Changes to the eviction ban which now allow eviction notices to be issued in the most serious of cases is welcome news for landlords whose tenants have fallen significantly behind on rent.

Here, solicitor and debt recovery specialist Katie Lofthouse explores what the changes mean for landlords who own residential property.

An arrears crisis

According to the Resolution Foundation, almost half a million people are expected to have fallen behind on rent payments due to the pandemic, with research revealing an estimated 450,000 private renters are in arrears.

While mortgage breaks have been offered to homeowners and promises extended to renters that no person would be evicted from their home due to the pandemic, little financial protection has been offered to landlords.

As a result of the third lockdown, evictions have now been extended for a further six, with bailiffs unable to carry out evictions until at least the end of March. But two key changes to emergency legislation – which originally came into force in March 2020 to prevent landlords from evicting tenants in arrears – has provided a lifeline for landlords.

The changes

There has always been some exemptions to the eviction ban including trespass, antisocial behavior and substantial rent arrears. Although these will remain in place, the definition of ‘substantial’ rent arrears has now been reduced from nine months to six months.

More importantly, previously landlords were only able to obtain a possession order and start the process of repossessing their property if the renter had built up nine months of arrears prior to March 23, 2020. Any arrears incurred after the first lockdown were unable to count towards the nine-month threshold.

Under the new laws, there is no stipulation that rent arrears after 23 March 2021 cannot count towards the new six-month arrears requirement.

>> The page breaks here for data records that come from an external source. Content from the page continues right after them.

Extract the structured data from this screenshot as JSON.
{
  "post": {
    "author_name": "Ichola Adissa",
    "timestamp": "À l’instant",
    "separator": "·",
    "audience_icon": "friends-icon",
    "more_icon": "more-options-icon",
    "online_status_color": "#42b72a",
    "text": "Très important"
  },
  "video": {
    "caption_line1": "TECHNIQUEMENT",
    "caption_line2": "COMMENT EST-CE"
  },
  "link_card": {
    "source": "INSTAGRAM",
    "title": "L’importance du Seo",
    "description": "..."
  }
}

This tweaks to the legislation mean landlords are now able to start possession proceedings in cases where renters have fallen behind on rent payments for six months, regardless of the dates the arrears were built up.

While it’s a balancing act for the government to protect tenants while also supporting landlords affected by the ongoing restrictions, many landlords who have suffered hardship as a result of rent arrears and their previous inability to start possession proceedings will welcome the changes.

Those that meet the new six-month arrears threshold and criteria are urged to seek specialist legal advice.

Katie Lofthouse is a solicitor based at WHN’s Clitheroe office who specialises in contractual disputes and debt recovery. To contact Katie, call her on 01200 408300 or email